One YouTube account affiliated with the group also said the ROF was “Setting the standard for Floridian Secession.”
A shot of the header photo affiliated with one of Republic of Florida’s YouTube accounts. (CREDIT: YOUTUBE)
While the group’s ranks remain small — even among groups advocating for a white ethno-state, the ROF was relatively obscure — it nonetheless boasted ties with other, more prominent groups pushing similar goals. For instance, in 2015 the ROF joined up with the League of the South, a neo-Confederate white supremacist organization, to protest the burning of a Confederate flag. (In retaliation, Jereb opted to burn a Soviet flag.)
However, despite the group’s relatively small-scale status, a post from Jereb’s account on Gab from earlier this week points to a potentially far more concerning element of the ROF’s links with Cruz. In the photo, Jereb shares a shot of his tactical gear — with a patch that calls for people to “READ SIEGE.”
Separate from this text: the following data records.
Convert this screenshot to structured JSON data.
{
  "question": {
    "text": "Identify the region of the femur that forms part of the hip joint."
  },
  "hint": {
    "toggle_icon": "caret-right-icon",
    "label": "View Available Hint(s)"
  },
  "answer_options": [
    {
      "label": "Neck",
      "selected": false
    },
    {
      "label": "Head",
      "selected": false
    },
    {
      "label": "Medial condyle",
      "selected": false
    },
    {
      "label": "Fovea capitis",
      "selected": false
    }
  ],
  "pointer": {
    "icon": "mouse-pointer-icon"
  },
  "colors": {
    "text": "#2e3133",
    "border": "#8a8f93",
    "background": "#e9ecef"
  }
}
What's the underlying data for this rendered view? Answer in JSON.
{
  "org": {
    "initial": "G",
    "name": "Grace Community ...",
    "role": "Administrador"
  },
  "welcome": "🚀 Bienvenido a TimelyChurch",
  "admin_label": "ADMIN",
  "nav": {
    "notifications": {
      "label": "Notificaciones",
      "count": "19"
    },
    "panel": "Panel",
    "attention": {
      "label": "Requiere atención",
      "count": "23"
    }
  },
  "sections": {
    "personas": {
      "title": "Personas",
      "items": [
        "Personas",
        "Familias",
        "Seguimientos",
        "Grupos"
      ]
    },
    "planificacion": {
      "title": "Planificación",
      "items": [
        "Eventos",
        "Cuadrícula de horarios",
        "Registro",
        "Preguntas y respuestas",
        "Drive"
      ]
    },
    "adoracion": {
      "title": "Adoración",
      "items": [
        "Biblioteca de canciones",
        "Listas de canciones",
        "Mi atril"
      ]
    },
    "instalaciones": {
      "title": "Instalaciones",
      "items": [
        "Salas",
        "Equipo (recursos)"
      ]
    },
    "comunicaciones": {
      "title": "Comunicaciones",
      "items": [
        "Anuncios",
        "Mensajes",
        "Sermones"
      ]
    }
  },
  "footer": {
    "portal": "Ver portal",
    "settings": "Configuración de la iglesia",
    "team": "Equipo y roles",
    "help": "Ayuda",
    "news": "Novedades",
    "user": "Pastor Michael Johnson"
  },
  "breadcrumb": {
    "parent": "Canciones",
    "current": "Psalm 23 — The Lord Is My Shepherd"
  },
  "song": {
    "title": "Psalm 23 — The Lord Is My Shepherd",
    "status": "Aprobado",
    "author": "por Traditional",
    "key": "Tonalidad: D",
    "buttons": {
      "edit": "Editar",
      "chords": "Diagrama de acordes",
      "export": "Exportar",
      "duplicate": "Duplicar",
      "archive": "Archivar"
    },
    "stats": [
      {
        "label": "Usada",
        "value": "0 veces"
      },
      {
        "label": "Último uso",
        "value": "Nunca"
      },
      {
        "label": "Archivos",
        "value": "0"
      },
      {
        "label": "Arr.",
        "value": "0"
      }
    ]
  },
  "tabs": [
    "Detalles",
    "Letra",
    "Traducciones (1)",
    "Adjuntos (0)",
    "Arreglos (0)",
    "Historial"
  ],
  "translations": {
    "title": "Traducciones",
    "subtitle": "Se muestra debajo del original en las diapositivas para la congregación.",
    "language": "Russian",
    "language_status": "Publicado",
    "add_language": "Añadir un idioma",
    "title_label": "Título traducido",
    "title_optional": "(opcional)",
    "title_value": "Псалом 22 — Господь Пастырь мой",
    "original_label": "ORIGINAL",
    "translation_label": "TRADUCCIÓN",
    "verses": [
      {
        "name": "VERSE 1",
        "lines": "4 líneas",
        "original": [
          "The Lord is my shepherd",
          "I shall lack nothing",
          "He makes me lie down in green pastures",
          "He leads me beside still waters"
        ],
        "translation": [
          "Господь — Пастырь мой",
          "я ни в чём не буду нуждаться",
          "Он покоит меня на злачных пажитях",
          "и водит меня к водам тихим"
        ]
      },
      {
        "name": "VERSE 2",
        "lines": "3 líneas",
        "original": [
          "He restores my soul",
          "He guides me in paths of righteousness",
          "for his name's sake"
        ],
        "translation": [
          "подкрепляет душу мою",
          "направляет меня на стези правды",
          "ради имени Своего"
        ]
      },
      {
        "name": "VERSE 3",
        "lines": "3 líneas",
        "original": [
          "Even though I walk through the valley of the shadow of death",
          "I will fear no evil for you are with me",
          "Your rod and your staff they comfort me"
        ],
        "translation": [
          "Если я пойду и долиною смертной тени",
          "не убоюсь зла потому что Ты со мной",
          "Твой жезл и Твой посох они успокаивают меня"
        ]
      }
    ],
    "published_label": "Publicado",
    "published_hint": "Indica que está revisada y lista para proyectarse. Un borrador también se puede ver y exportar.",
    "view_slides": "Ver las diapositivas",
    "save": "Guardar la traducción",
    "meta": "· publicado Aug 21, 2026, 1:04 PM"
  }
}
The patch appears to be a reference a book called Siege, written by James Mason, a one-time member of the American Nazi Party. The book was hailed by Nicholas Giampa, a teenager recently accused of killing his girlfriends’ parents after they criticized his white supremacist views. It’s also closely affiliated with the Atomwaffen Division, described by the New York Times as a “small extremist group that hopes to use terroristic violence to bring about the collapse of… the government and other institutions that organize society.” Per the Times, the Atomwaffen Division – believed to have cells in Florida — has already been tied to a pair of handful of murders over the past year.
While a number of questions continue to circle on Cruz’s relationship with the ROF — and the ROF’s role in this week’s shooting — others in the white nationalist movement said they wouldn’t be surprised to find further ties to the James Mason and his Siege fans emerge. As a leader of a separate white ethno-state movement told ThinkProgress, the ROF “recently fell into the James Mason ‘Siege’ stuff like Atomwaffen Division has. That’s the place to look.”